Why NATO Should Hold No Illusions About Moscow's Intentions

Vladimir Putin
Vladimir Putin attends a state awards ceremony at the Kremlin, Moscow, March 10. NATO will hold a summit in Warsaw on July 8 and 9 to take steps to strengthen itself on the Eastern flank. PAVEL GOLOVKIN/AFP/Getty Images

On Friday and Saturday, NATO leaders will gather in Warsaw to take new steps to strengthen the alliance's capabilities and presence on the Eastern flank. This is part of the West's approach to deal with a revanchist Russia.

A successful outcome at the Warsaw summit would help to stabilize NATO allies and would give the West a boost of morale in a period where we are plagued by political uncertainty and retrenchment.

The new Western approach to Russia emerged at the Wales summit in 2014, as a response to its illegal annexation of Crimea and its ongoing military campaign in eastern Ukraine. It puts firmness and deterrence at the forefront when, before the events in 2014, dialogue and cooperation with Russia came first.

We should hold no illusions about Moscow's intentions. Behind the bullying and disruption of pro-Western governments bordering Russia lies a clash of ideas. On the one side are the rule of law, an accountable bureaucracy and democratic elections kept in high regard; on the other you have an unconstrained state that can sacrifice its own citizens to preserve its rulers' ambition.
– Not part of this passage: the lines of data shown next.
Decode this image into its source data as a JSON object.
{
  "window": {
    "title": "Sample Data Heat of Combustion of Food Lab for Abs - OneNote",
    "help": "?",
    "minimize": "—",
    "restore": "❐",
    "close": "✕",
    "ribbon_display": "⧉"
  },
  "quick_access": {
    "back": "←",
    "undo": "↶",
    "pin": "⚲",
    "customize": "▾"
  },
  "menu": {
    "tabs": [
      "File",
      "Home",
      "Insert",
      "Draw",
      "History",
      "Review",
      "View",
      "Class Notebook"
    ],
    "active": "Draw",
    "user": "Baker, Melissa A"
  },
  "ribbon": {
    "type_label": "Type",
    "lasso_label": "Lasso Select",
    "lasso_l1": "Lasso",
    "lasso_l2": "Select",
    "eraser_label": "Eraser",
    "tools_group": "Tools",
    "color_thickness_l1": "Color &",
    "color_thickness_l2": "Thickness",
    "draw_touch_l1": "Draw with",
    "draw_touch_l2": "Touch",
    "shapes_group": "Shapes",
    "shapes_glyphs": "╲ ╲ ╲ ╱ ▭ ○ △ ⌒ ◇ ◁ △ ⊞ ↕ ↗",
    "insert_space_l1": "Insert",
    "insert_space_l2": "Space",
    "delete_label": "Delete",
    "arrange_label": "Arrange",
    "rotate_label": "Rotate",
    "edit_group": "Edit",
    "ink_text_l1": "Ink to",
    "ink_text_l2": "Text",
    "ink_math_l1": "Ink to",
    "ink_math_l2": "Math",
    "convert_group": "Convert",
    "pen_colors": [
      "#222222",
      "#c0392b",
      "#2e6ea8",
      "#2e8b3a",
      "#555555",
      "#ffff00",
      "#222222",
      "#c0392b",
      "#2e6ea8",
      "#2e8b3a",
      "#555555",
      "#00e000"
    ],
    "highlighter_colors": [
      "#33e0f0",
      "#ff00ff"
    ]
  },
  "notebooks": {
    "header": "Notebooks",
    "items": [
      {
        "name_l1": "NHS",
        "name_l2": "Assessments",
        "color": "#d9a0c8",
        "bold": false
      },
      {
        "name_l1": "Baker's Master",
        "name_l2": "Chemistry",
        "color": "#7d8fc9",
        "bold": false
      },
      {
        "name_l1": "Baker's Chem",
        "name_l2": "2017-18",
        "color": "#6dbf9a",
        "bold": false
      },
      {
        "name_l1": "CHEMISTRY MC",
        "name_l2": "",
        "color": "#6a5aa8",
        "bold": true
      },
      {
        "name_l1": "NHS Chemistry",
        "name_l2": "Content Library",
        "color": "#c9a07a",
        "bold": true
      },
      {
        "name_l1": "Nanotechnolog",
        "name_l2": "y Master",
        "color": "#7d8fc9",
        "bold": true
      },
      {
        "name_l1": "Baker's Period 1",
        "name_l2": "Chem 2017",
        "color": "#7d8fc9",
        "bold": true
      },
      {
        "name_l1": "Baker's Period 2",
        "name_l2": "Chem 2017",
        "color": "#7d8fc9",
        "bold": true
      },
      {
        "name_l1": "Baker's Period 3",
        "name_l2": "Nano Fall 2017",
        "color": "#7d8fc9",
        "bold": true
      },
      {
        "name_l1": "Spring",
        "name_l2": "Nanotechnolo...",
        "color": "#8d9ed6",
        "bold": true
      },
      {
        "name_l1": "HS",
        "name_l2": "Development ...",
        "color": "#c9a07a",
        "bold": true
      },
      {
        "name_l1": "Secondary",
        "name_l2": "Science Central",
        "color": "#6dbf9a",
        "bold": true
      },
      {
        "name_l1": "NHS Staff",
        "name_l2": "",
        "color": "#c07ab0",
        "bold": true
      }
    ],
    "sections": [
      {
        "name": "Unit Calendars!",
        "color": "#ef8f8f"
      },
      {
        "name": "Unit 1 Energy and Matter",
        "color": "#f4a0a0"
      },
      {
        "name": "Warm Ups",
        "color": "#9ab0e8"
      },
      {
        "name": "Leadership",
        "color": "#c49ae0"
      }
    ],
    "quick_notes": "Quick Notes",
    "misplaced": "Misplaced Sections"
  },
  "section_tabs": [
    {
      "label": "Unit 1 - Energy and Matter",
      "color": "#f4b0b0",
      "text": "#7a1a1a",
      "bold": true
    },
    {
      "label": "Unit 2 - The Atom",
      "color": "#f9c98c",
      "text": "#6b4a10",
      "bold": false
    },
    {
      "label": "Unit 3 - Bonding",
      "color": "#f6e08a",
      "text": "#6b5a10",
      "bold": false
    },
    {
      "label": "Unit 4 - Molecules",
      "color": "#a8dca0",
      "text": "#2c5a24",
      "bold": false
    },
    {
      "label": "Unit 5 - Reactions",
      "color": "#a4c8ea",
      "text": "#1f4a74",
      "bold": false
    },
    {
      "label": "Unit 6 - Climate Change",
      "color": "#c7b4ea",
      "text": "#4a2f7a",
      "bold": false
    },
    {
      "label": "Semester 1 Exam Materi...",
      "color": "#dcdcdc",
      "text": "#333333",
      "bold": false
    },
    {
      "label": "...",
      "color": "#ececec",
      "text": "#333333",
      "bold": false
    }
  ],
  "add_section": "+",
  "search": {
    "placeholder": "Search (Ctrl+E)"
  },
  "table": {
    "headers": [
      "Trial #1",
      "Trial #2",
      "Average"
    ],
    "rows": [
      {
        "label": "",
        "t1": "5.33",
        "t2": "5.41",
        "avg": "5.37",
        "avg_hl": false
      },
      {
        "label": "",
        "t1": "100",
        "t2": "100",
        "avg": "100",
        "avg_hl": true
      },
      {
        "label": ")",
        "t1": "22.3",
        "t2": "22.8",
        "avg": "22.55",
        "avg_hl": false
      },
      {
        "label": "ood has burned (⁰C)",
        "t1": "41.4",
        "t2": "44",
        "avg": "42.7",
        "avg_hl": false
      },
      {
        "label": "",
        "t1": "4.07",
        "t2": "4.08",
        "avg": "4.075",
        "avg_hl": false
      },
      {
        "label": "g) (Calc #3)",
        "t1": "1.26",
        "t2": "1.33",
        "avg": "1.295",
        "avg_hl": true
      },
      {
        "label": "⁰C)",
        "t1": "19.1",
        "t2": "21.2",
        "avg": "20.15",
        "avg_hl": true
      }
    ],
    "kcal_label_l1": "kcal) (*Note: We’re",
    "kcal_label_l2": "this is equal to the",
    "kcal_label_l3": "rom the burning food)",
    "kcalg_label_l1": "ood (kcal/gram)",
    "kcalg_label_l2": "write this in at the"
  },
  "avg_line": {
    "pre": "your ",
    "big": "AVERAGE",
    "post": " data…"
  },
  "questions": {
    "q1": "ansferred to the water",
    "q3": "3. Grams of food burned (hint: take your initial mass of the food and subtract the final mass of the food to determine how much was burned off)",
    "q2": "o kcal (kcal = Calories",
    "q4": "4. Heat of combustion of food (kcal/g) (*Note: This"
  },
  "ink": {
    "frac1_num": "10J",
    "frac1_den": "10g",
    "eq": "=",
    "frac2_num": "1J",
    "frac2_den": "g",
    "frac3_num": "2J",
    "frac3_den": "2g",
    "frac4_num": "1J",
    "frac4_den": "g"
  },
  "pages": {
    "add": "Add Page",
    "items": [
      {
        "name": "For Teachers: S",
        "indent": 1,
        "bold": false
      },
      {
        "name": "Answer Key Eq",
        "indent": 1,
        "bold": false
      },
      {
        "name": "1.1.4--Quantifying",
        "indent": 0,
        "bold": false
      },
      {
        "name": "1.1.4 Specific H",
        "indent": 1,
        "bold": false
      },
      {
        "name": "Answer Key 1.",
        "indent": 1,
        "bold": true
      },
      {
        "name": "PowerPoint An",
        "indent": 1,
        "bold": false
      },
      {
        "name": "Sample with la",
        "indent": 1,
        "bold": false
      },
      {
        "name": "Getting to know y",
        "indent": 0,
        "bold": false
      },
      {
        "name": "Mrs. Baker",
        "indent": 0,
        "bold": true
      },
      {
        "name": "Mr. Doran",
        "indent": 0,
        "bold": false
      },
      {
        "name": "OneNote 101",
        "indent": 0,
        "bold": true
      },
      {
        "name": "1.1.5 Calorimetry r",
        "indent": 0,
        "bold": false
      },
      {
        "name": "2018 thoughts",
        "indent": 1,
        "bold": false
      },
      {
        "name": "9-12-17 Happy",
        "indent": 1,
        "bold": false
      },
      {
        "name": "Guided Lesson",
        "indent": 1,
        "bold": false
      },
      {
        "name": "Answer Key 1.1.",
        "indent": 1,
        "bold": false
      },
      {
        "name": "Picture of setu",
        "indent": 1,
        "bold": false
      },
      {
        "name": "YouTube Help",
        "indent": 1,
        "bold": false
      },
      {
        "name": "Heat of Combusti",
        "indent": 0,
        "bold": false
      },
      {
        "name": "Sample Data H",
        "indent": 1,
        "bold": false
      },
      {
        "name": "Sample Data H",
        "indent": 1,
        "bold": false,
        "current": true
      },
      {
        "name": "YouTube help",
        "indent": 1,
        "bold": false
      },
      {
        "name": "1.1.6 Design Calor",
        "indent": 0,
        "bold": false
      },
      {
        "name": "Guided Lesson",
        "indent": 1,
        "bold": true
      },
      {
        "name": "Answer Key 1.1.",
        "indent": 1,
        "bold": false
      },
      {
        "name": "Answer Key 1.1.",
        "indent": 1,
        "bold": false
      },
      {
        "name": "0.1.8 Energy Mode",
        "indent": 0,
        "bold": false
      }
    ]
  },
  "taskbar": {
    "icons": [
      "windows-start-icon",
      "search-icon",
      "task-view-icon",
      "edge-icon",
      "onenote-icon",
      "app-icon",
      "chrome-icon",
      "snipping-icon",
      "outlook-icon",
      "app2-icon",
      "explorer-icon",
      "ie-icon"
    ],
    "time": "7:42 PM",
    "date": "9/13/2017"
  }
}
But the clash is not only taking place in our shared neighborhood. Moscow clearly aims to undermine the liberal international order and Western unity that has served us well since the end of World War II. We see that in Europe, where Russia uses its energy resources as a weapon to divide allies from one another. Or when the state-funded TV station Russia Today spreads misinformation about the trade deal between the EU and the United States (TTIP), the Kremlin is trying to undermine a future source of creativity and prosperity. And when Russia is backing political parties in favoring a dissolution of the European Union. It should come as no surprise that President Putin is one of the few, if not the only world leader, who has welcomed Brexit.

In order to protect our way of life, European allies should come to terms with the fact that strong NATO deterrence, unity and defense of friends and principles are more important than the cost of economic sanctions against Russia or the potential prize of a rapprochement with Moscow. We should not aim to escalate a conflict fueled by the Kremlin for domestic purposes, but neither should we seek to accommodate bad behavior. I would put it like this: NATO allies should cooperate with Russia where we can, but confront Russia where we must.
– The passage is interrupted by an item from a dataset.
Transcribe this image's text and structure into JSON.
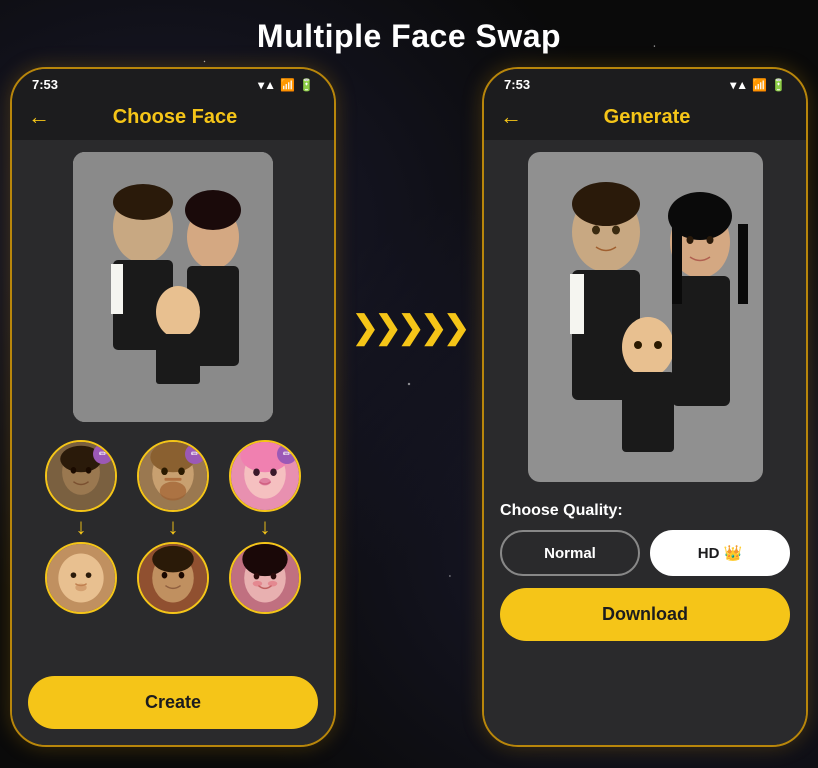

Transatlantic allies should at the Warsaw summit reiterate their full support for the sanctions against Russia as long as the conditions for the Minsk II agreement are not met. Europe's failure to keep the sanctions in place would weaken NATO's military efforts to deter Russia's bullying tactics. The economic sanctions and military deterrence are both sides of the same coin. It is clear that the U.K.'s decision to leave the EU is a blow to Western unity. In order to minimize the negative effects, the U.K. should stick to its 2 percent defense commitment and help uphold the sanctions against Russia.

At the summit, NATO allies should decide to shift a greater proportion of NATO forces and capabilities to its Eastern allies, including the permanent stationing of land, air, and maritime forces in the Baltic states of Poland, Romania, Bulgaria, for as long as Russia maintains its aggressive posture. I also believe that the alliance should continue to develop, deploy, and integrate collective missile defense and improve cyber capabilities, shifting from passive defense to a more active role, and, when necessary, offensive.

European allies should build on their commitment to spend 2 percent of GDP on defense at the latest by 2024 by putting forward interim plans for the next five years. This will help to keep them more accountable and send a positive signal to the next U.S. administration; before the end of the new U.S. president's mandate, Europe would have reduced the transatlantic defense gap.

The United States should continue to carry its share of the burden though. NATO preserves stability in the world's most prosperous region, secures a strong network of allies and supports the U.S. politically and militarily around the world. That's good value for U.S. defense dollars.

The Warsaw summit is a timely opportunity to display that the Western world won't stand idly by when our friends and neighbors are bullied. Lack of resolve and unity vis á vis Russia will only strengthen Moscow's wicked view that it can meddle in its neighbors' affairs to preserve its self-perceived "sphere of interest."

NATO will have to demonstrate resolve over a longer period of time before the approach initiated at the Wales summit will have a visible effect on Russia's behavior. But a successful outcome at the Warsaw Summit would move us one step closer to a Europe Whole and Free.

Anders Fogh Rasmussen is the founder and chairman of Rasmussen Global. He is a former prime minister of Denmark and a former secretary general of NATO.